**Data under study:**

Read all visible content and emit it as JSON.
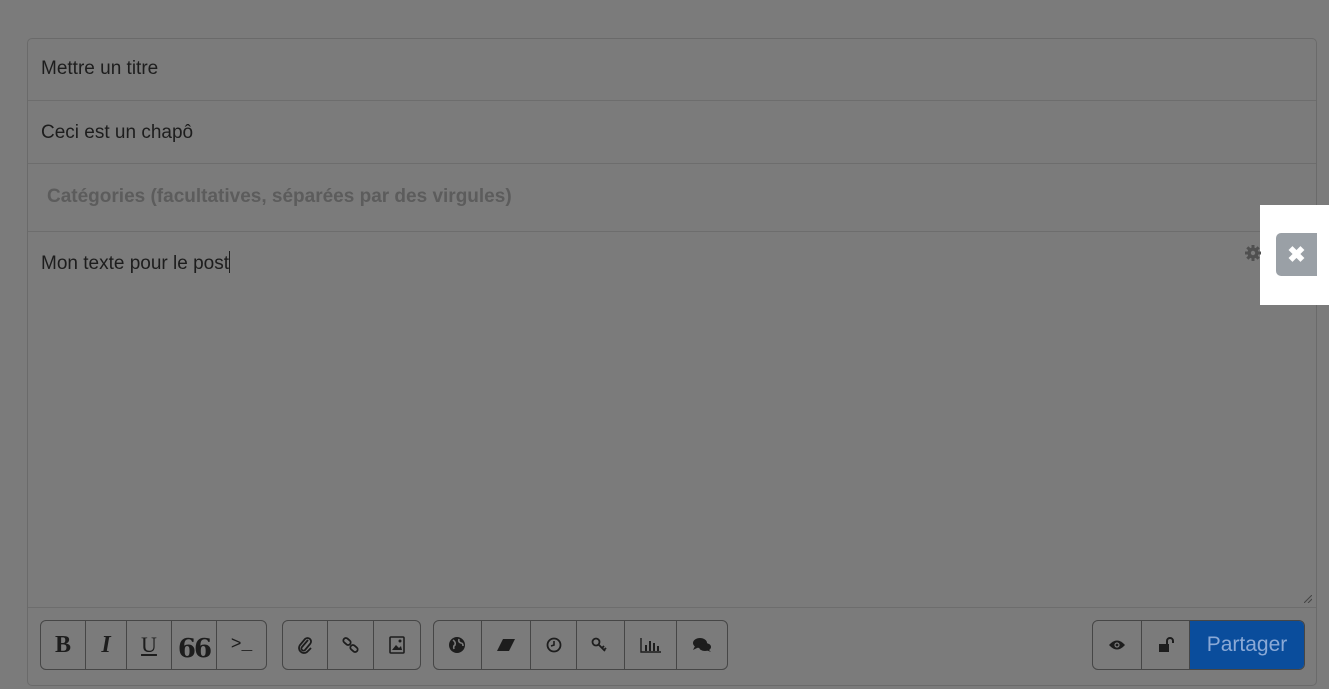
{
  "form": {
    "title_value": "Mettre un titre",
    "chapo_value": "Ceci est un chapô",
    "categories_placeholder": "Catégories (facultatives, séparées par des virgules)",
    "body_value": "Mon texte pour le post"
  },
  "toolbar": {
    "format": {
      "bold": "B",
      "italic": "I",
      "underline": "U",
      "quote": "66",
      "code": ">_"
    },
    "icons": [
      "paperclip-icon",
      "link-icon",
      "image-icon",
      "globe-icon",
      "eraser-icon",
      "clock-icon",
      "key-icon",
      "chart-icon",
      "comments-icon",
      "eye-icon",
      "unlock-icon",
      "gear-icon",
      "close-icon"
    ],
    "submit_label": "Partager"
  },
  "colors": {
    "overlay_bg": "#7b7b7b",
    "submit_bg": "#0a4d9c",
    "close_bg": "#9aa0a6"
  }
}
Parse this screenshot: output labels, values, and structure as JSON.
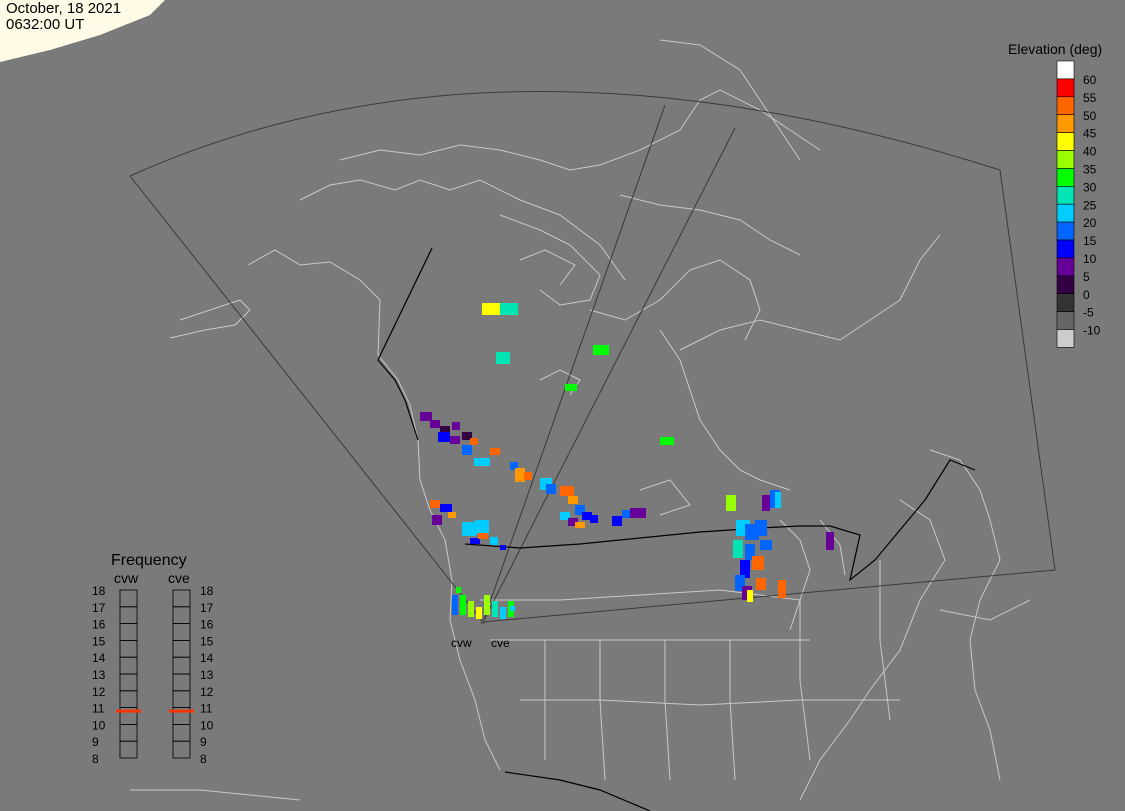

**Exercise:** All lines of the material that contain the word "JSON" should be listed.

**Finished task:**
Read all visible content and emit it as JSON.
Parse this screenshot: output labels, values, and structure as JSON.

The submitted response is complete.